Lingual braces are on the inside of the teeth
The word “lingual” means tongue. Lingual braces (also known as invisible braces) are attached to the inside surfaces of the teeth that face the tongue. There they are practically invisible from the outside, even up-close. What are the advantages and disadvantages of lingual braces, and who is eligible for this treatment option?

Advantages of lingual braces
Besides being invisible, lingual braces have other advantages. First, they are far more capable and efficient than clear aligners for complex movements like correcting rotations, changing the heights of teeth, and closing extractions spaces. Additionally, even if oral hygiene is not ideal, any discoloration that occurs (white spots) will be on the inside of the teeth where it is not visible.

Challenges associated with lingual braces
As you might imagine, there are also challenges associated with having braces on the inside of the teeth. It takes a couple of weeks to get used to having braces next to your tongue. The brackets and wires will feel a little rough initially and they may affect your speech for a while. Lingual braces are also more difficult to keep clean. In fact if you have periodontal problems, inside braces may actually make things worse. Invisible braces may not be possible for patients with short crowns. Your orthodontist will determine this at your initial exam.

Lingual braces are more difficult and more expensive
Lingual braces are also more challenging for your orthodontist and his staff. Many of the forces applied on the inside of the teeth react just opposite of those applied to the outside. The distances between the teeth are shorter on the inside, requiring smaller and lighter wires. This may add to the treatment time compared to conventional braces. Working upside-down and on inside of the teeth also requires more chair-time at each appointment. Finally, the CAD/CAM technology (Suresmile) and precision brackets required for lingual treatment cost your orthodontist more than those used on the outside. Trickier adjustments, longer treatment times, and higher appliance costs mean that fees for lingual braces are generally more than those for regular braces.

If you have a job that would not allow you to have regular braces, or if you just don’t want anyone to know that you’re undergoing treatment, consider lingual braces. 3D imaging, Suresmile diagnosis and treatment software, and robotically created wires are the keys to modern lingual orthodontics. Would you consider having braces if they were completely undetectable? Find an orthodontist who offers lingual braces today!

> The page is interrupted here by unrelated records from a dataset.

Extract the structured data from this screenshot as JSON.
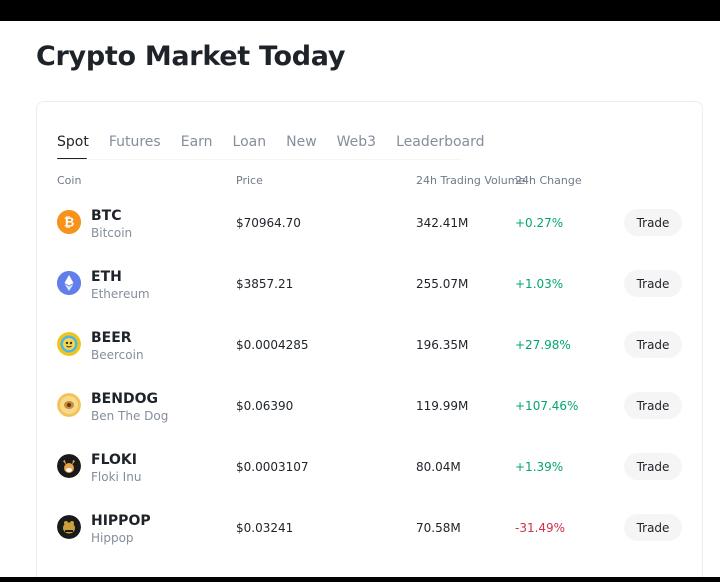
{
  "page": {
    "title": "Crypto Market Today"
  },
  "tabs": [
    {
      "label": "Spot",
      "active": true
    },
    {
      "label": "Futures",
      "active": false
    },
    {
      "label": "Earn",
      "active": false
    },
    {
      "label": "Loan",
      "active": false
    },
    {
      "label": "New",
      "active": false
    },
    {
      "label": "Web3",
      "active": false
    },
    {
      "label": "Leaderboard",
      "active": false
    }
  ],
  "columns": {
    "coin": "Coin",
    "price": "Price",
    "volume": "24h Trading Volume",
    "change": "24h Change"
  },
  "rows": [
    {
      "symbol": "BTC",
      "name": "Bitcoin",
      "price": "$70964.70",
      "volume": "342.41M",
      "change": "+0.27%",
      "direction": "up",
      "icon": "bitcoin-icon",
      "icon_color": "#f7931a",
      "trade": "Trade"
    },
    {
      "symbol": "ETH",
      "name": "Ethereum",
      "price": "$3857.21",
      "volume": "255.07M",
      "change": "+1.03%",
      "direction": "up",
      "icon": "ethereum-icon",
      "icon_color": "#627eea",
      "trade": "Trade"
    },
    {
      "symbol": "BEER",
      "name": "Beercoin",
      "price": "$0.0004285",
      "volume": "196.35M",
      "change": "+27.98%",
      "direction": "up",
      "icon": "beercoin-icon",
      "icon_color": "#f0c419",
      "trade": "Trade"
    },
    {
      "symbol": "BENDOG",
      "name": "Ben The Dog",
      "price": "$0.06390",
      "volume": "119.99M",
      "change": "+107.46%",
      "direction": "up",
      "icon": "bendog-icon",
      "icon_color": "#f3c35a",
      "trade": "Trade"
    },
    {
      "symbol": "FLOKI",
      "name": "Floki Inu",
      "price": "$0.0003107",
      "volume": "80.04M",
      "change": "+1.39%",
      "direction": "up",
      "icon": "floki-icon",
      "icon_color": "#1a1a1a",
      "trade": "Trade"
    },
    {
      "symbol": "HIPPOP",
      "name": "Hippop",
      "price": "$0.03241",
      "volume": "70.58M",
      "change": "-31.49%",
      "direction": "down",
      "icon": "hippop-icon",
      "icon_color": "#1a1a1a",
      "trade": "Trade"
    }
  ],
  "colors": {
    "up": "#03a66d",
    "down": "#cf304a",
    "text": "#1e2329",
    "muted": "#848e9c"
  }
}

NOTE: The author, Dr. Greg Jorgensen, is a board-certified orthodontist who is in the private practice of orthodontics in Rio Rancho, New Mexico (a suburb on the westside of Albuquerque). He was trained at BYU, Washington University in St. Louis, and the University of Iowa in the United States. Dr. Jorgensen’s 25 years of specialty practice and 10,000 finished cases qualify him an expert in two-phase treatment, extraction and non-extraction therapy, functional orthodontics, clear aligners (Invisalign), and multiple bracket systems (including conventional braces, Damon and other self-ligating brackets, Suresmile, and lingual braces). This blog for informational purposes only and is designed to help consumers understand currently accepted orthodontic concepts. It is not a venue for debating alternative treatment theories. Dr. Jorgensen is licensed to diagnose and treat patients only in the state of New Mexico. He cannot diagnose cases described in comments nor can he select treatment plans for readers. Because he has over 25,000 readers each month, it is impossible for him respond to all questions. Please read all of the comments associated with each article as most of the questions he receives each week have been asked and answered previously. The opinions expressed here are protected by copyright laws and can only be used with written permission from the author.